People saying that Joe Biden or Donald Trump or whoever is “God’s candidate” are fundamentally disunderstanding the relationship between God and government.

Our Christian Duty to remind leaders of their duty before God to those with the least power

So even if the president is the one you want – or not the one you want least – as a Christian, as members of the kingdom of priests, it is still our duty to remind the president and our elected officials that they lead under God and it is not simply their duty to do right by a select few; that,
like Nathan told David
and Elijah told Ahab,
they may not use their office to enrich themselves and to wrongfully take whatever they want. Taxes are expected and permitted, but not theft.

They are called to do right by the least powerful, not just the most powerful.

In a few months we’re going to have an election. We as a “kingdom of priests,” as voters, will take part in deciding who will lead our country. And it’s so important that we not say, “This candidate is God’s choice.” Every candidate on the ballot is a flawed human who will need the voice of a prophet in their declaring loudly in their ear, “No, it is not ok to treat people that way.”

The prophets speak up for those who can’t bend the king’s ear. In one story, the servant of the prophet is speaking to the king when a widow arrives, and he helps her.

Choose the one who’s going to need the least prophetic input

The king, the president you want, is the one who is going to need the least prophetic input to do what’s right. Nobody is going to do everything right, and if you have a candidate or president you think is doing everything right, who is God’s annointed, that’d be a good time to make sure your faith hasn’t been co-opted by that candidate.

Closing Prayer

God in your mercy, help us as we vote and as we think about your world, to not give in to the easy answers, to thinking if we just get this candidate in office, your Kingdom will come. Protect our hearts from the allure of princes and presidents, and usher in your gentle reign, the day when we will no longer need the stopgaps of police and armies, when your love will rule under all, we pray in Jesus’ name, Amen.

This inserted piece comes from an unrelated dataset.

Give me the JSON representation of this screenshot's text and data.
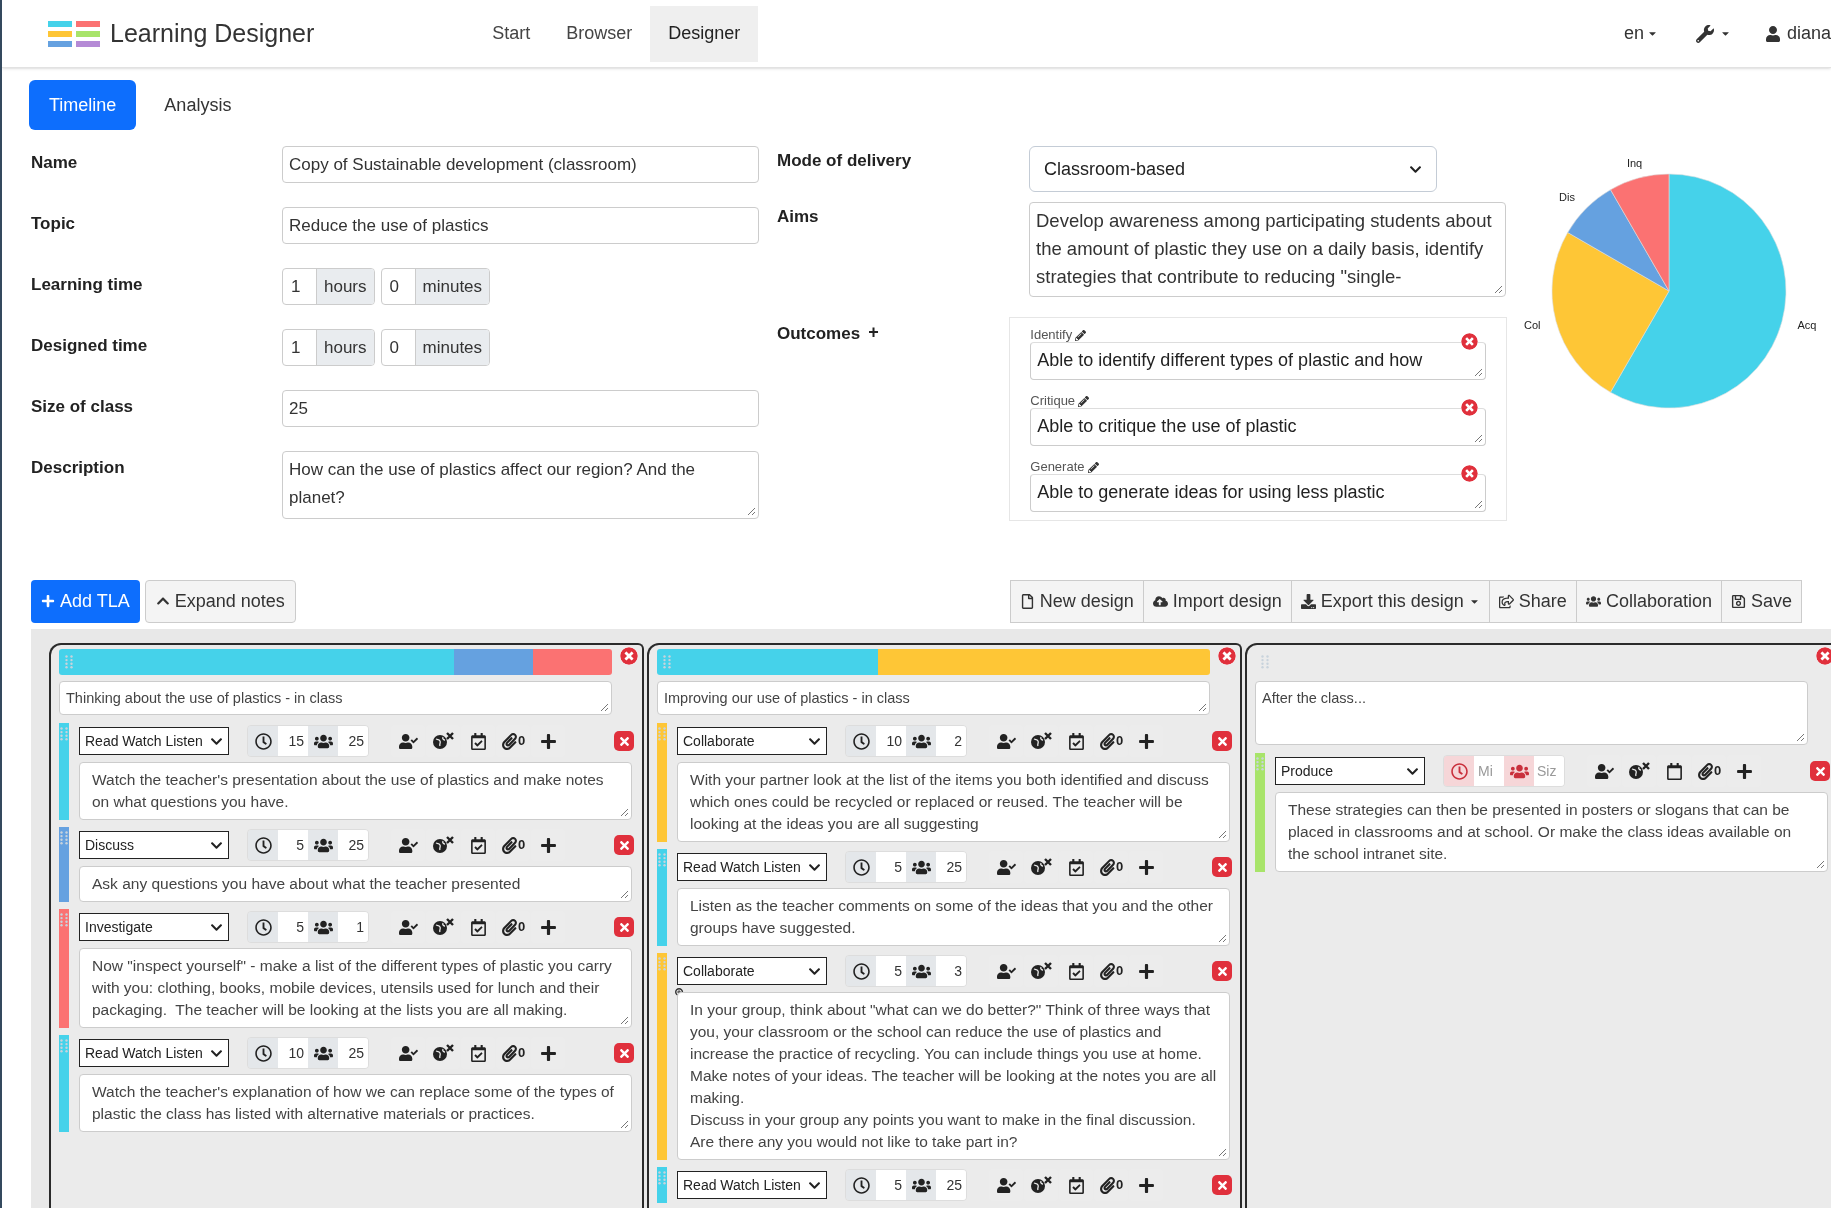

A few sources

I am indebted to Jesus for President by Shane Claiborne and Chris Haw, and to Walter Brueggemann’s commentary on Samuel, for inspiration for this sermon.